Waking up to Marginalization: Public Value Failures in Artificial Intelligence and Data Science

Monroe-White, Thema; Marshall, Brandeis; Contreras-Palacios, Hugo
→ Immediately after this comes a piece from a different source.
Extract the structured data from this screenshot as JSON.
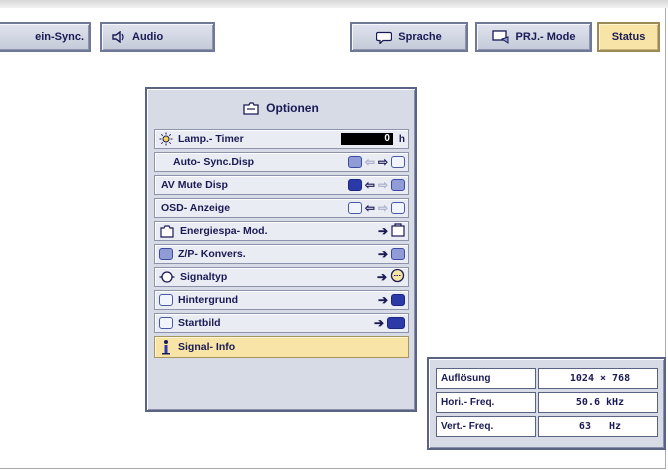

Data science education is increasingly becoming an integral part of many educational structures, both informal and formal. Much of the attention has been on the application of AI principles and techniques, especially machine learning, natural language processing and predictive analytics. While AI is only one phase in the data science ecosystem, we must embrace a fuller range of job roles that help manage AI algorithms and systems — from the AI innovators and architects (in CS, Math and Statistics) to the AI technicians and specialists (in CS, IT and IS). Also, it’s important that we better understand the current state of the low participation and representation of minoritized groups that further stifles the accessibility and inclusion efforts. However, how we learn and what we learn is highly dependent on who we are as learners. In this paper, we examine demographic disparities by race/ethnicity and gender within the information systems educational infrastructure from an evaluative perspective. More specifically, we adopt intersectional methods and apply the theory of public value failure to identify learning gaps in the fast-growing field of data science. National datasets of Master’s and Doctoral graduate students in IS, CS, Math and Statistics are used to create an “institutional parity score” which calculates field-specific representation by race/ethnicity and gender in data science related fields. We conclude by showcasing bias creep including the situational exclusion of individuals from access to the broader information economy, be it access to technologies and data or access to participate in the data workforce or data enabled-economic activity. Policy recommendations are suggested to curb and reduce this marginalization within information systems and related disciplines.